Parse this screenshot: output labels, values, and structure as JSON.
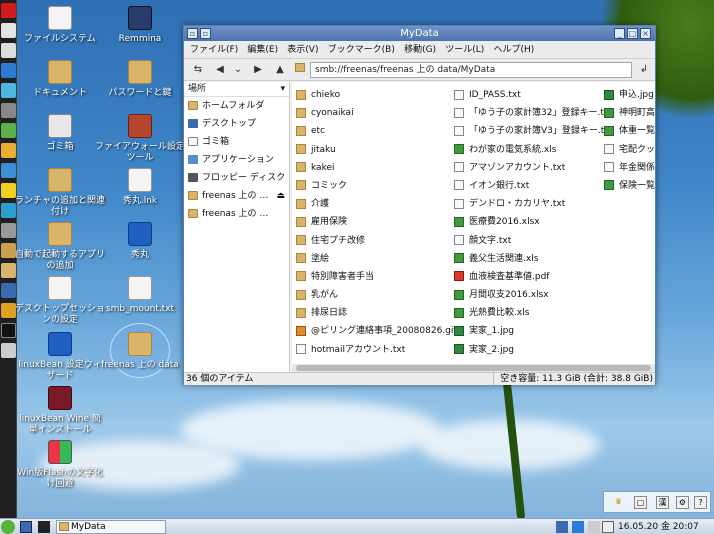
{
  "desktop": {
    "icons": [
      {
        "label": "ファイルシステム"
      },
      {
        "label": "Remmina"
      },
      {
        "label": "ドキュメント"
      },
      {
        "label": "パスワードと鍵"
      },
      {
        "label": "ゴミ箱"
      },
      {
        "label": "ファイアウォール設定ツール"
      },
      {
        "label": "ランチャの追加と関連付け"
      },
      {
        "label": "秀丸.lnk"
      },
      {
        "label": "自動で起動するアプリの追加"
      },
      {
        "label": "秀丸"
      },
      {
        "label": "デスクトップセッションの設定"
      },
      {
        "label": "smb_mount.txt"
      },
      {
        "label": "linuxBean 設定ウィザード"
      },
      {
        "label": "freenas 上の data"
      },
      {
        "label": "linuxBean Wine 簡単インストール"
      },
      {
        "label": "Win版Flashの文字化け回避"
      }
    ]
  },
  "window": {
    "title": "MyData",
    "menu": [
      "ファイル(F)",
      "編集(E)",
      "表示(V)",
      "ブックマーク(B)",
      "移動(G)",
      "ツール(L)",
      "ヘルプ(H)"
    ],
    "address": "smb://freenas/freenas 上の data/MyData",
    "sidebar_header": "場所",
    "sidebar": [
      {
        "label": "ホームフォルダ"
      },
      {
        "label": "デスクトップ"
      },
      {
        "label": "ゴミ箱"
      },
      {
        "label": "アプリケーション"
      },
      {
        "label": "フロッピー ディスク"
      },
      {
        "label": "freenas 上の …"
      },
      {
        "label": "freenas 上の …"
      }
    ],
    "files_col1": [
      {
        "name": "chieko",
        "type": "folder"
      },
      {
        "name": "cyonaikai",
        "type": "folder"
      },
      {
        "name": "etc",
        "type": "folder"
      },
      {
        "name": "jitaku",
        "type": "folder"
      },
      {
        "name": "kakei",
        "type": "folder"
      },
      {
        "name": "コミック",
        "type": "folder"
      },
      {
        "name": "介護",
        "type": "folder"
      },
      {
        "name": "雇用保険",
        "type": "folder"
      },
      {
        "name": "住宅プチ改修",
        "type": "folder"
      },
      {
        "name": "塗絵",
        "type": "folder"
      },
      {
        "name": "特別障害者手当",
        "type": "folder"
      },
      {
        "name": "乳がん",
        "type": "folder"
      },
      {
        "name": "排尿日誌",
        "type": "folder"
      },
      {
        "name": "@ピリング連絡事項_20080826.gif",
        "type": "gif"
      },
      {
        "name": "hotmailアカウント.txt",
        "type": "text"
      }
    ],
    "files_col2": [
      {
        "name": "ID_PASS.txt",
        "type": "text"
      },
      {
        "name": "「ゆう子の家計簿32」登録キー.txt",
        "type": "text"
      },
      {
        "name": "「ゆう子の家計簿V3」登録キー.txt",
        "type": "text"
      },
      {
        "name": "わが家の電気系統.xls",
        "type": "sheet"
      },
      {
        "name": "アマゾンアカウント.txt",
        "type": "text"
      },
      {
        "name": "イオン銀行.txt",
        "type": "text"
      },
      {
        "name": "デンドロ・カカリヤ.txt",
        "type": "text"
      },
      {
        "name": "医療費2016.xlsx",
        "type": "sheet"
      },
      {
        "name": "顔文字.txt",
        "type": "text"
      },
      {
        "name": "義父生活関連.xls",
        "type": "sheet"
      },
      {
        "name": "血液検査基準値.pdf",
        "type": "pdf"
      },
      {
        "name": "月間収支2016.xlsx",
        "type": "sheet"
      },
      {
        "name": "光熱費比較.xls",
        "type": "sheet"
      },
      {
        "name": "実家_1.jpg",
        "type": "image"
      },
      {
        "name": "実家_2.jpg",
        "type": "image"
      }
    ],
    "files_col3": [
      {
        "name": "申込.jpg",
        "type": "image"
      },
      {
        "name": "神明町高…",
        "type": "sheet"
      },
      {
        "name": "体重一覧…",
        "type": "sheet"
      },
      {
        "name": "宅配クック…",
        "type": "text"
      },
      {
        "name": "年金関係…",
        "type": "text"
      },
      {
        "name": "保険一覧…",
        "type": "sheet"
      }
    ],
    "status_left": "36 個のアイテム",
    "status_right": "空き容量: 11.3 GiB (合計: 38.8 GiB)"
  },
  "taskbar": {
    "task_label": "MyData",
    "clock": "16.05.20 金 20:07"
  }
}
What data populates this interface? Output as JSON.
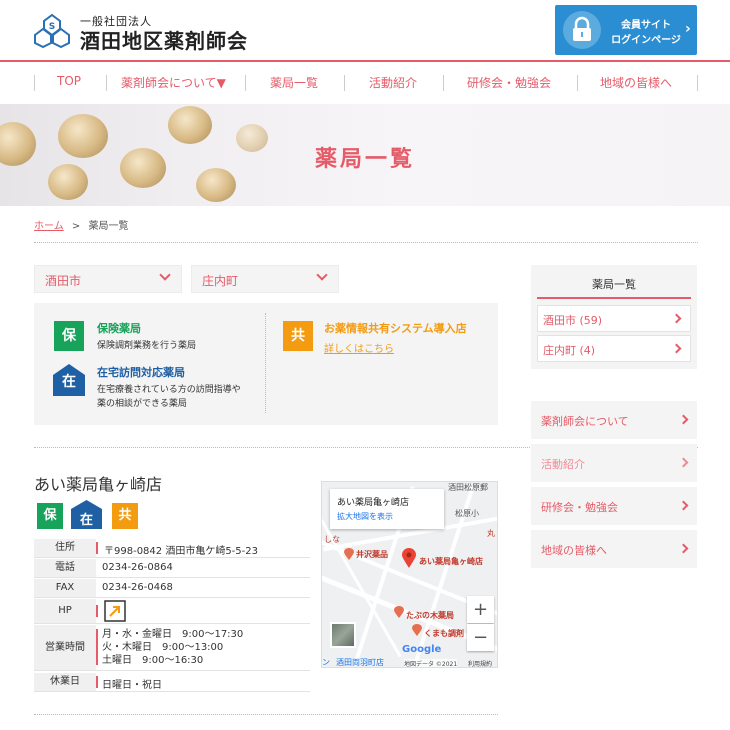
{
  "header": {
    "org_small": "一般社団法人",
    "org_name": "酒田地区薬剤師会",
    "member_line1": "会員サイト",
    "member_line2": "ログインページ",
    "lock_icon": "lock-icon"
  },
  "nav": {
    "items": [
      "TOP",
      "薬剤師会について▼",
      "薬局一覧",
      "活動紹介",
      "研修会・勉強会",
      "地域の皆様へ"
    ]
  },
  "banner": {
    "title": "薬局一覧"
  },
  "breadcrumb": {
    "home": "ホーム",
    "sep": ">",
    "current": "薬局一覧"
  },
  "filters": {
    "city": "酒田市",
    "town": "庄内町"
  },
  "legend": {
    "insurance": {
      "badge": "保",
      "title": "保険薬局",
      "desc": "保険調剤業務を行う薬局"
    },
    "home_visit": {
      "badge": "在",
      "title": "在宅訪問対応薬局",
      "desc1": "在宅療養されている方の訪問指導や",
      "desc2": "薬の相談ができる薬局"
    },
    "sharing": {
      "badge": "共",
      "title": "お薬情報共有システム導入店",
      "link": "詳しくはこちら"
    }
  },
  "pharmacy": {
    "name": "あい薬局亀ヶ崎店",
    "badges": [
      "保",
      "在",
      "共"
    ],
    "rows": {
      "address_label": "住所",
      "address": "〒998-0842 酒田市亀ケ崎5-5-23",
      "tel_label": "電話",
      "tel": "0234-26-0864",
      "fax_label": "FAX",
      "fax": "0234-26-0468",
      "hp_label": "HP",
      "hours_label": "営業時間",
      "hours": [
        "月・水・金曜日　9:00～17:30",
        "火・木曜日　9:00～13:00",
        "土曜日　9:00～16:30"
      ],
      "closed_label": "休業日",
      "closed": "日曜日・祝日"
    }
  },
  "map": {
    "card_name": "あい薬局亀ヶ崎店",
    "card_link": "拡大地図を表示",
    "pin_label": "あい薬局亀ヶ崎店",
    "places": [
      "井沢薬品",
      "たぶの木薬局",
      "くまも調剤"
    ],
    "top_text": "酒田松原郵",
    "school": "松原小",
    "maru": "丸",
    "shina": "しな",
    "station": "酒田両羽町店",
    "station_prefix": "ン",
    "google": "Google",
    "copyright": "地図データ ©2021",
    "terms": "利用規約",
    "zoom_in": "+",
    "zoom_out": "−"
  },
  "sidebar": {
    "title": "薬局一覧",
    "items": [
      "酒田市 (59)",
      "庄内町 (4)"
    ],
    "links": [
      "薬剤師会について",
      "活動紹介",
      "研修会・勉強会",
      "地域の皆様へ"
    ]
  },
  "colors": {
    "accent": "#e55b68",
    "blue": "#2b8ed3",
    "green": "#18a35a",
    "navy": "#1f5fa3",
    "orange": "#f39c12"
  }
}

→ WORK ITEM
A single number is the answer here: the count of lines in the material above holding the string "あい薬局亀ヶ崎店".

→ TASK ANSWER
3